Company representatives, he said, are exerting more pressure to ensure shelves and displays are full, even though stores are at the mercy of broader slowdowns in the supply chain. “It’s little things like, why isn’t the yogurt display perfect?” the manager said. “They tear management to shreds and leave everybody on eggshells.”
Kristal Howard, a spokeswoman for Kroger, said the company has provided paid emergency leave and financial support for child care during the pandemic. It also gave employees an extra $2 an hour — which it called a “hero bonus” — for two months ending in late May and gave them a one-time bonus that topped out at $400.
“Our most urgent priority throughout this pandemic has been to provide a safe environment for our associates and customers while meeting our societal obligation to provide open stores,” Howard said.
In Jacksonville, Fla., the Publix store where Tonyalee Henderson works is trying to restore normalcy: It has reopened its salad and olive bars and stopped enforcing occupancy limits. But the reality for workers is far from normal, Henderson says. She is working fewer hours than she used to — about 20 a week instead of more than 40 — but is taking on extra responsibilities and often contending with irate customers for her $13.50 an hour.
“At first it was like, ‘You are so great for risking your life,’ ” she said. “Now the atmosphere is completely different.”
The company, she said, raised her pay by 50 cents an hour and gave her four Publix gift cards totaling about $200 after taxes.
In early April, managers gave each worker a disposable mask and a handout instructing them to clean it between uses by holding it over a pot of steaming water.
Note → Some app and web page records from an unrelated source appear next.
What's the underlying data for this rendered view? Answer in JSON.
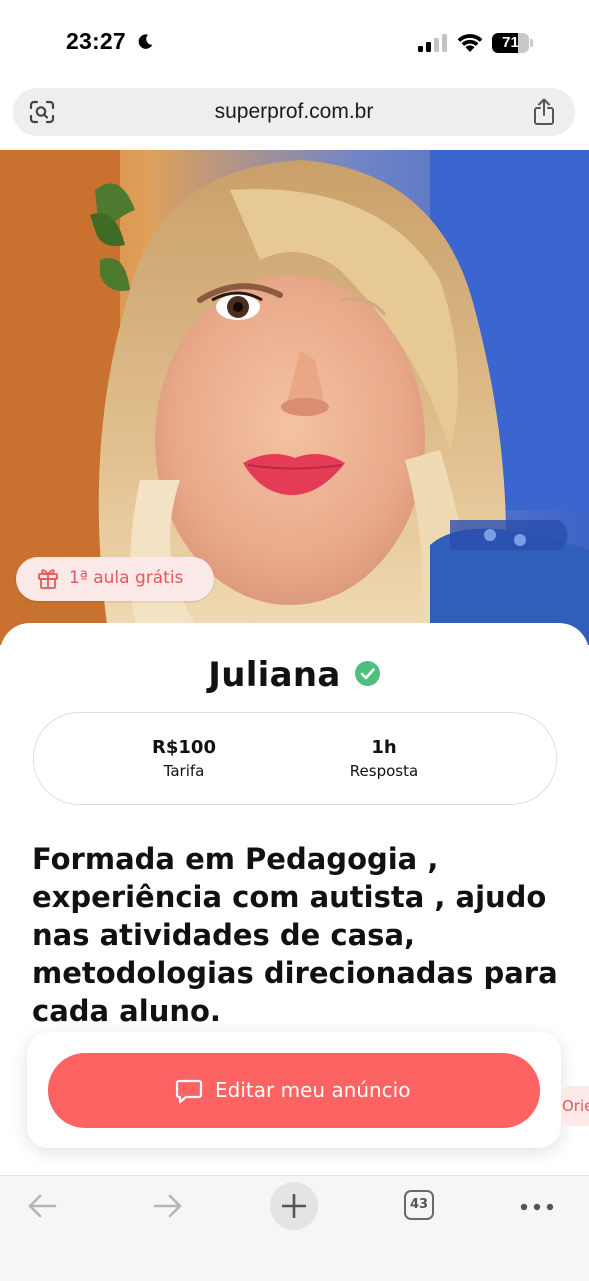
{
  "status_bar": {
    "time": "23:27",
    "battery": "71",
    "battery_level": 0.71
  },
  "browser": {
    "url": "superprof.com.br",
    "tab_count": "43"
  },
  "profile": {
    "trial_badge": "1ª aula grátis",
    "name": "Juliana",
    "stats": [
      {
        "value": "R$100",
        "label": "Tarifa"
      },
      {
        "value": "1h",
        "label": "Resposta"
      }
    ],
    "headline": "Formada em Pedagogia , experiência com autista , ajudo nas atividades de casa, metodologias direcionadas para cada aluno."
  },
  "cta": {
    "label": "Editar meu anúncio",
    "peek_label": "Orie"
  },
  "icons": {
    "moon": "moon-icon",
    "signal": "cellular-signal-icon",
    "wifi": "wifi-icon",
    "lens": "screenshot-lens-icon",
    "share": "share-icon",
    "gift": "gift-icon",
    "verified": "verified-check-icon",
    "chat": "chat-bubble-icon",
    "back": "arrow-left-icon",
    "forward": "arrow-right-icon",
    "plus": "plus-icon",
    "more": "more-dots-icon"
  },
  "colors": {
    "accent": "#fd6362",
    "badge_bg": "#fbe9e8",
    "badge_text": "#e5595a",
    "verified": "#4fbf7f"
  }
}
Henderson began buying her own masks so she could change them after every shift. The company now provides Publix-branded cloth masks for its employees.
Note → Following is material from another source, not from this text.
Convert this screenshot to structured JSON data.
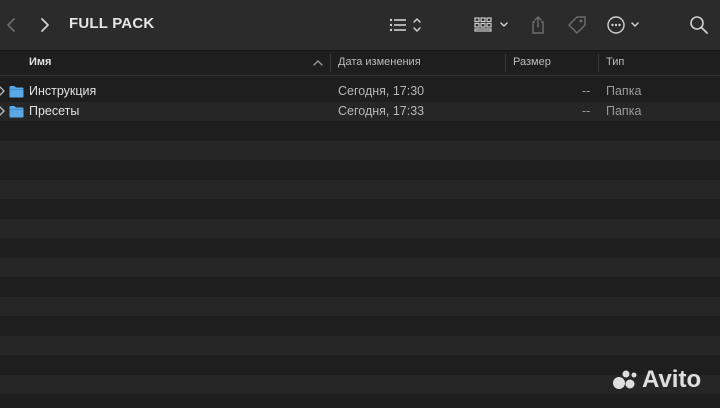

“So many of us are on the verge of quitting,” she said. “We’re having to do the work of three people while risking our health.”
A spokeswoman for Publix did not respond to requests for comment.
In Manhattan, a Trader Joe’s employee in her late 50s who asked not to be identified says she has wondered whether to quit. She has not been feeling well but used up her paid sick time early in the pandemic and has twice tested positive for covid-19 antibodies.
“The unknowns are the worst part of it,” she said. “I do notice I’m out of breath more often but I don’t know what that is. It’s this constant fear for your physical health — not just from coronavirus but also from people who don’t want to follow the rules.”
Kenya Friend-Daniel, a spokeswoman for Trader Joe’s, said the company asks employees to stay home if they are unwell and has provided as much as two weeks of paid time off to those who feel sick or are awaiting covid-19 test results. It also is offering an extra $2 an hour in “thank you” pay through the end of the year.
“Anyone who is concerned about working may take an unpaid leave without question,” she said, adding that employees who received health benefits from the company before the pandemic will continue to receive insurance through the end of the year, regardless of how many hours they work.
The worker says she loves her job and does not want to quit. She has worked in retail for more than 35 years, but says she is tired of being treated like a second-class citizen.
“It’s my career even though it may not be a well-respected one,” she said. “I’m not feeling great today, so I’m sitting here debating: Do I go in? Do I not? If I take time off for feeling sick, I’m treated like I’m guilty until I prove otherwise. It’s a terrible position to be in.”
Source: The Washington Post